  3. Finally, FERC argued that even if the OSC did constitute “written notice” of the investigation’s termination, the notice was not “from Enforcement.” FERC asserted that Enforcement did not issue the OSC; rather, the Commission issued it. With respect to this third argument, the court found it “irreconcilable with FERC’s pleading in [the] case and FERC’s own policy” that Enforcement staff was “somehow caught by surprise when [Mr.] Smith received the OSC.” As the “proponent of the [OSC],” Enforcement staff could not now argue that because the Commission issued the OSC, it served as insufficient written notice “from Enforcement” that the investigation had terminated. In this context, the court viewed the technical source of the notice a distinction without a difference.

As a whole, the court determined that the meaning of the words in the OSC were “inescapable” and there was no satisfactory explanation for why they did not clearly communicate that the investigation had terminated. As a result, the court found that the Tolling Agreement terminated on October 31, 2012.

FERC’s OSC Likened to a Decision to Prosecute Rather than a Prosecution

With respect to the second question, Mr. Smith argued that, even after taking into account the period of time the statute of limitations was tolled by the Tolling Agreement, more than five years passed from the last date of his alleged misconduct before FERC filed an action in district court. Thus, the action against him was time-barred. FERC, however, argued that the statute of limitations was tolled from the date it issued the OSC because the OSC commenced a “proceeding” within the meaning of the applicable statute of limitations and, further, tolling would be appropriate because the purpose underlying the statute of limitations was adequately served by issuing the OSC.

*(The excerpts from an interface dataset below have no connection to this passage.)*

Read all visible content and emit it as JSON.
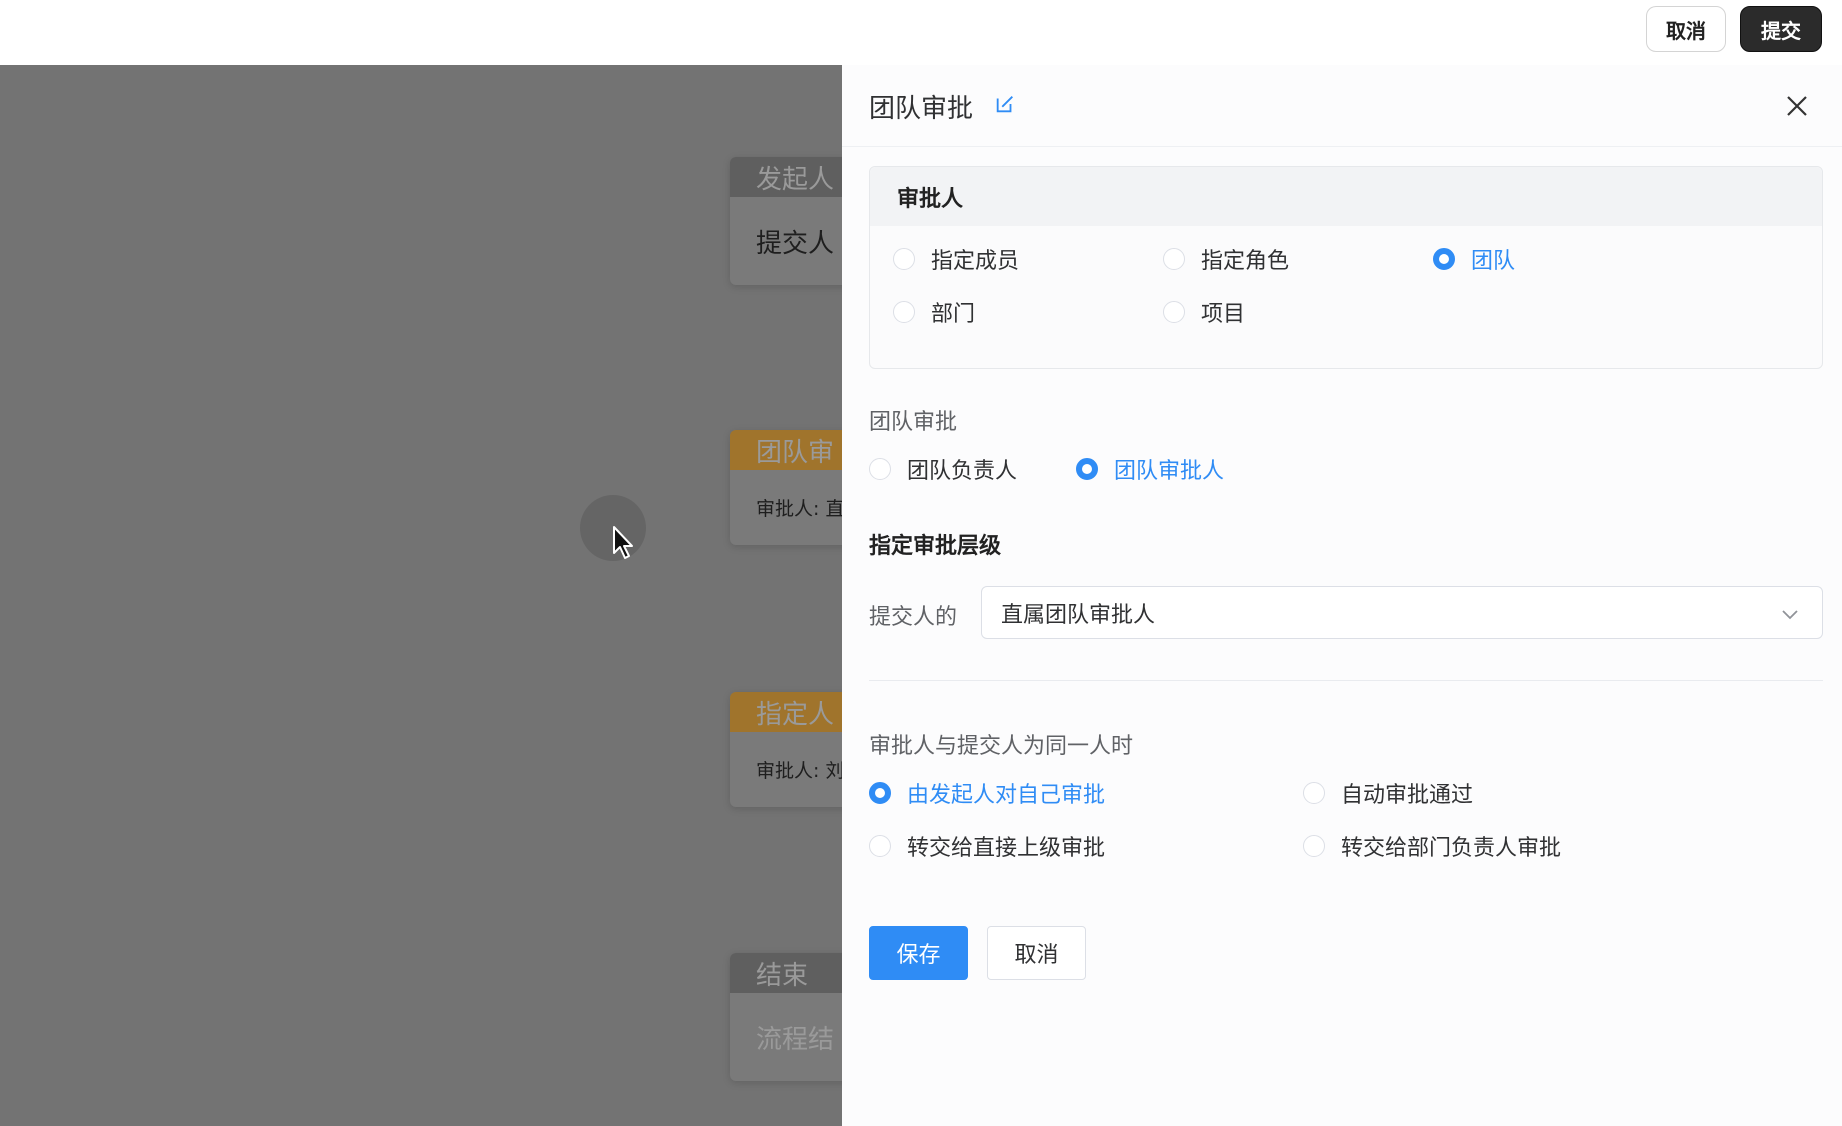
{
  "topbar": {
    "cancel_label": "取消",
    "submit_label": "提交"
  },
  "flow": {
    "nodes": [
      {
        "title": "发起人",
        "body": "提交人"
      },
      {
        "title": "团队审",
        "body": "审批人: 直"
      },
      {
        "title": "指定人",
        "body": "审批人: 刘"
      },
      {
        "title": "结束",
        "body": "流程结"
      }
    ]
  },
  "drawer": {
    "title": "团队审批",
    "approver": {
      "heading": "审批人",
      "options": [
        "指定成员",
        "指定角色",
        "团队",
        "部门",
        "项目"
      ],
      "selected": "团队"
    },
    "team_approval": {
      "label": "团队审批",
      "options": [
        "团队负责人",
        "团队审批人"
      ],
      "selected": "团队审批人"
    },
    "level": {
      "heading": "指定审批层级",
      "prefix": "提交人的",
      "value": "直属团队审批人"
    },
    "same_person": {
      "label": "审批人与提交人为同一人时",
      "options": [
        "由发起人对自己审批",
        "自动审批通过",
        "转交给直接上级审批",
        "转交给部门负责人审批"
      ],
      "selected": "由发起人对自己审批"
    },
    "save_label": "保存",
    "cancel_label": "取消"
  },
  "colors": {
    "primary": "#2f8cf5",
    "overlay": "#737373",
    "node_orange": "#a0742c"
  }
}
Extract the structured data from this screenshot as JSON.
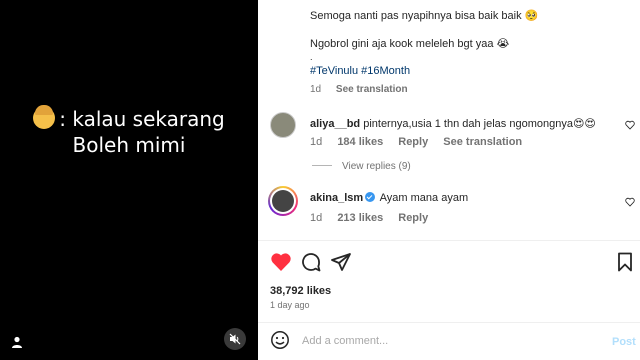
{
  "video": {
    "overlay_line1": "kalau sekarang",
    "overlay_line2": "Boleh mimi",
    "overlay_prefix": ":",
    "emoji_icon": "woman-emoji",
    "mute_icon": "muted-speaker-icon",
    "user_icon": "person-icon"
  },
  "caption": {
    "line1": "Semoga nanti pas nyapihnya bisa baik baik 🥺",
    "line2": "Ngobrol gini aja kook meleleh bgt yaa 😭",
    "dot": ".",
    "hashtags": "#TeVinulu #16Month",
    "age": "1d",
    "see_translation": "See translation"
  },
  "comments": [
    {
      "user": "aliya__bd",
      "text": "pinternya,usia 1 thn dah jelas ngomongnya😍😍",
      "age": "1d",
      "likes": "184 likes",
      "reply": "Reply",
      "see_translation": "See translation",
      "view_replies": "View replies (9)"
    },
    {
      "user": "akina_lsm",
      "verified": true,
      "text": "Ayam mana ayam",
      "age": "1d",
      "likes": "213 likes",
      "reply": "Reply"
    }
  ],
  "post": {
    "likes": "38,792 likes",
    "age": "1 day ago",
    "liked": true,
    "like_color": "#ff3040"
  },
  "add_comment": {
    "placeholder": "Add a comment...",
    "post_label": "Post"
  },
  "colors": {
    "hashtag": "#00376b",
    "post_button": "#b2dffc",
    "muted_text": "#737373"
  }
}
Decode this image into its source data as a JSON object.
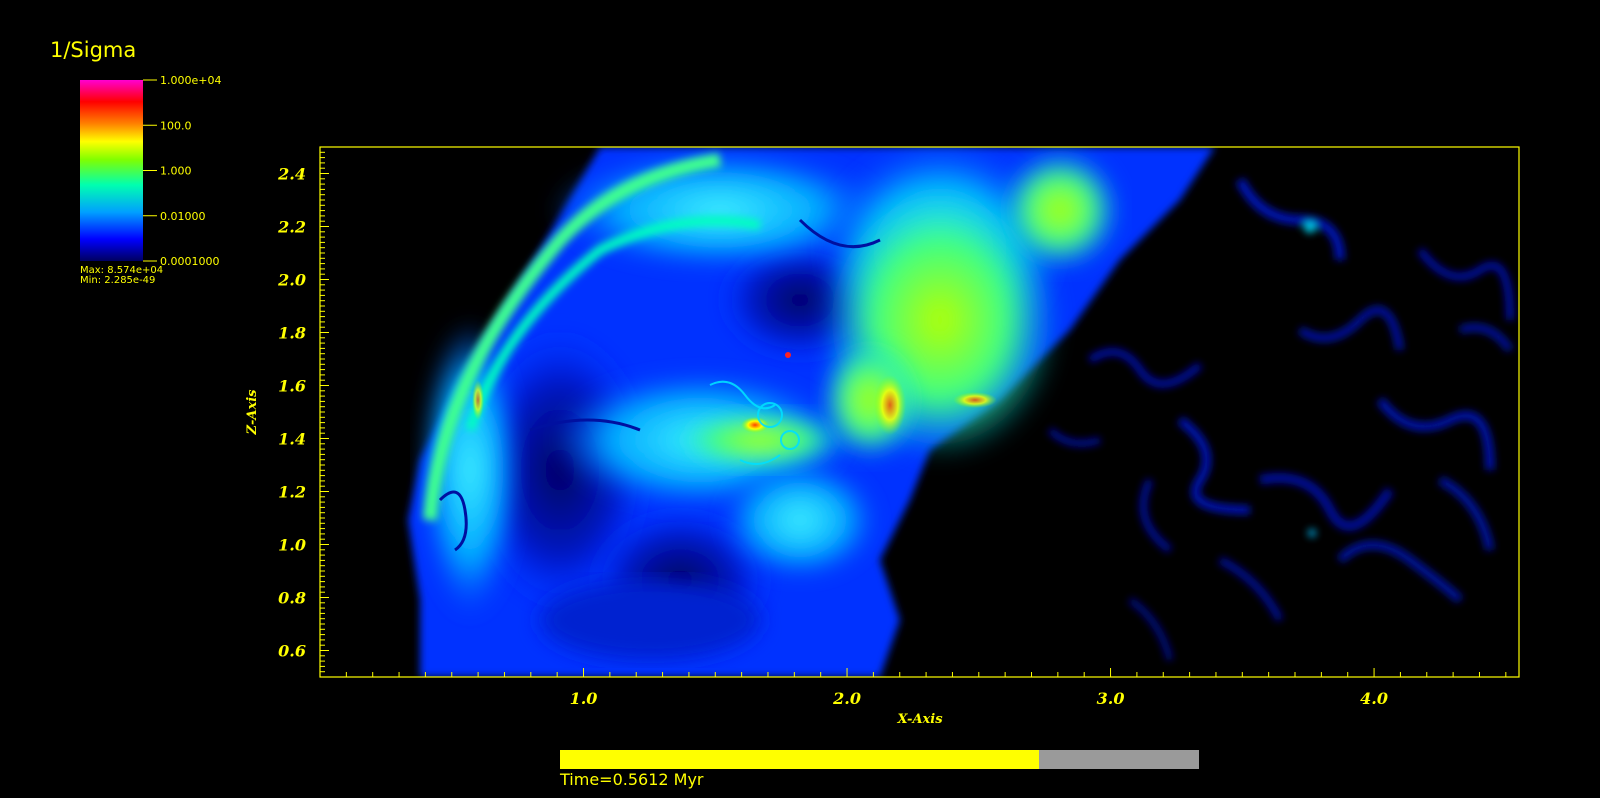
{
  "legend": {
    "title": "1/Sigma",
    "ticks": [
      "1.000e+04",
      "100.0",
      "1.000",
      "0.01000",
      "0.0001000"
    ],
    "max_label": "Max:  8.574e+04",
    "min_label": "Min:  2.285e-49"
  },
  "chart_data": {
    "type": "heatmap",
    "xlabel": "X-Axis",
    "ylabel": "Z-Axis",
    "xlim": [
      0.0,
      4.55
    ],
    "ylim": [
      0.5,
      2.5
    ],
    "x_ticks": [
      "1.0",
      "2.0",
      "3.0",
      "4.0"
    ],
    "y_ticks": [
      "0.6",
      "0.8",
      "1.0",
      "1.2",
      "1.4",
      "1.6",
      "1.8",
      "2.0",
      "2.2",
      "2.4"
    ],
    "colorbar": {
      "scale": "log",
      "range": [
        0.0001,
        10000
      ],
      "ticks": [
        10000,
        100,
        1,
        0.01,
        0.0001
      ],
      "colors": [
        "#000080",
        "#0000ff",
        "#00b4ff",
        "#00ff80",
        "#b4ff00",
        "#ff8000",
        "#ff0000",
        "#ff00c8"
      ]
    },
    "max": 85740,
    "min": 2.285e-49
  },
  "time": {
    "label": "Time=0.5612 Myr",
    "progress": 0.75
  },
  "colors": {
    "foreground": "#ffff00",
    "background": "#000000",
    "track": "#9a9a9a"
  }
}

FERC took the position that the Federal Power Act provides for a proceeding, the “Administrative Penalty Assessment Process,” in advance of the provided-for action in federal district court for persons who elect de novo review under Option 2, an alternative procedural route that provides relief in lieu of an administrative hearing before an administrative law judge. FERC argued that its Administrative Penalty Assessment Process was a “proceeding” within the meaning of the applicable statute of limitations. The court disagreed. Relying on precedent out of the D.C. Circuit, the court concluded that a “proceeding” within the meaning of § 2462 must involve an “adversarial adjudication” in order to be tantamount to a “prosecution.” FERC’s Administrative Penalty Assessment Process does not meet the muster of an adversarial adjudication before a neutral decision-maker. In short, FERC’s “Administrative Penalty Assessment Process is tantamount to a decision to prosecute rather than a ‘prosecution.’”

In a due process win for defendants, the court emphasized that the Supreme Court has “jealously guarded” the Due Process right to an “impartial and disinterested tribunal in both civil and criminal cases.” As a result, FERC’s arguments failed and the court agreed with Mr. Smith that the statute of limitations had run and ordered him dismissed from the action.

Will FERC’s Procedural Processes Change?

The court’s ruling that FERC’s OSC is tantamount to a decision to prosecute, rather than a prosecution, is likely to lead to renewed calls for FERC to reconsider its enforcement procedures. Moreover, the failure of the OSC to toll the statute of limitations may now persuade FERC that it is in the agency’s interest to reform its process. In the meantime, or in the absence of changes to the process, Enforcement staff is likely to seek to contract around this issue by negotiating more generous and explicit tolling agreements.